But the good news is that most physicians offering this service do provide 3rd party financing and the fees are very reasonable for the outcomes achieved.  

I hope that helps.  We look forward to hearing from you!

I'm 42 w/ 1 Kid and stress incontinence. Does any insurance cover these services?

Sling procedures may be covered by health insurance. Energy based treatments are not. Mona Lisa Touch and Femi Lift by Alma are both fractional CO2 laser devices. They are equally effective and produce excellent results. We have Femi Lift in our practice.

ThermiVA is a radio frequency based device that works through direct bulk heating. ThermiVa has been supported by claims that it increases lubrication and improves vaginal function. In that ThermiVa is not FDA approved for intra-vaginal use, and that these claims are not supported by any valid, peer reviewed studies that I can find, it is unlikely that ThermiVa will help with any vaginal issues in a lasting way.. This technology is not able to raise tissue temperatures sufficiently to promote new collagen growth (Neocollagenesis), which is necessary for any lasting results. It has been shown that Neocollagenesis occurs ONLY when the tissues are heated to 60-70C. ThermiVa absolutely does not heat tissues to 60-70C, but only achieves perhaps 45-55 degrees Celsius. By heating the vaginal lining tissues, ThermiVa causes swelling, or edema. There is no scientific basis that supports the notion of ThermiVa producing long lasting results. Furthermore, as we all learned in 2nd year medical school pathology class, chronic inflammation and edema leads to FIBROSIS (a pathologic process). Fibrosis is a disorderly process of SCAR FORMATION, as opposed to the functionally regenerative process of Neocollagenesis. Think about nasty ugly scars on the skin that occur due to injury. That is the process of scar formation. Fractional laser devices, such as Femi Lift by Alma lasers, actually have been shown through rigorous scientific study, to promote Neocollagenesis by heating the vaginal lining tissues to 60-70 degrees Celsius. Furthermore, Femi Lift also causes fractional ablation of the vaginal lining, resulting in regrowth of a thicker and more youthful vaginal lining. In my practice we have treated dozens of patients with Femi Lift and I have not seen a single treatment failure.
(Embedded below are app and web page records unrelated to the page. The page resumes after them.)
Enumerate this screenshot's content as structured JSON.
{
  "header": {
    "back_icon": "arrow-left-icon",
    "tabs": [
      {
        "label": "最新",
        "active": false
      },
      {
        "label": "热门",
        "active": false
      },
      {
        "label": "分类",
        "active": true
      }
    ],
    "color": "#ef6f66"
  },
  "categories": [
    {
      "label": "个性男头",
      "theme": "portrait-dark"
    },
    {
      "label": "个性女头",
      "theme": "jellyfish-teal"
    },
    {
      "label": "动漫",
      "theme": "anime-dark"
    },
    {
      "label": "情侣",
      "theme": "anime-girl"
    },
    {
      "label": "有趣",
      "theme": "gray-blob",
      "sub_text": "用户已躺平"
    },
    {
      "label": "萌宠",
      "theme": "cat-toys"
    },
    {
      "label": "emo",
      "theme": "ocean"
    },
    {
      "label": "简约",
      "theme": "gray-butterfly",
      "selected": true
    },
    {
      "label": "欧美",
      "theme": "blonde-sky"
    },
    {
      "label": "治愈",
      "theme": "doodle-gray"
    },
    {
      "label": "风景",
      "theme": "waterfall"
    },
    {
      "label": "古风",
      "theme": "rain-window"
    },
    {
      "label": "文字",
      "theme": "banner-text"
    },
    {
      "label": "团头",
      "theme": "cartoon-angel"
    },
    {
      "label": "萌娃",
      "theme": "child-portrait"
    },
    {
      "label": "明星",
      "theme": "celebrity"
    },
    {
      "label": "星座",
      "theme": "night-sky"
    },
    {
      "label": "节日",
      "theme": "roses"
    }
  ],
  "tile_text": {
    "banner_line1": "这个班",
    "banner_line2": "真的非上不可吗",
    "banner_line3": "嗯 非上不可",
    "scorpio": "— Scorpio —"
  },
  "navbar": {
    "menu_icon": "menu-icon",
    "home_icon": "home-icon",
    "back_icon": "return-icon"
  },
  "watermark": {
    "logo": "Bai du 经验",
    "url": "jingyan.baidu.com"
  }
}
Furthermore, most, if not all of my stress urinary incontinence patients (mild to moderate severity) have completely resolved their SUI. Lastly many have posted that ThermiVa is a "newer" technology. That is just patently untrue. Fractional CO2 laser technology was first used clinically in the early 2000's. Radio frequency has been in use since the 1980's and the external application (like ThermiVa) was how RF was first used. People, do your homework and do not trust those who are untruthful!

Steven M. Gitt, MD, FACS (in memoriam)
Phoenix Plastic Surgeon
4.8 out of 5 stars 36 reviews

These answers are for educational purposes and should not be relied upon as a substitute for medical advice you may receive from your physician. If you have a medical emergency, please call 911. These answers do not constitute or initiate a patient/doctor relationship.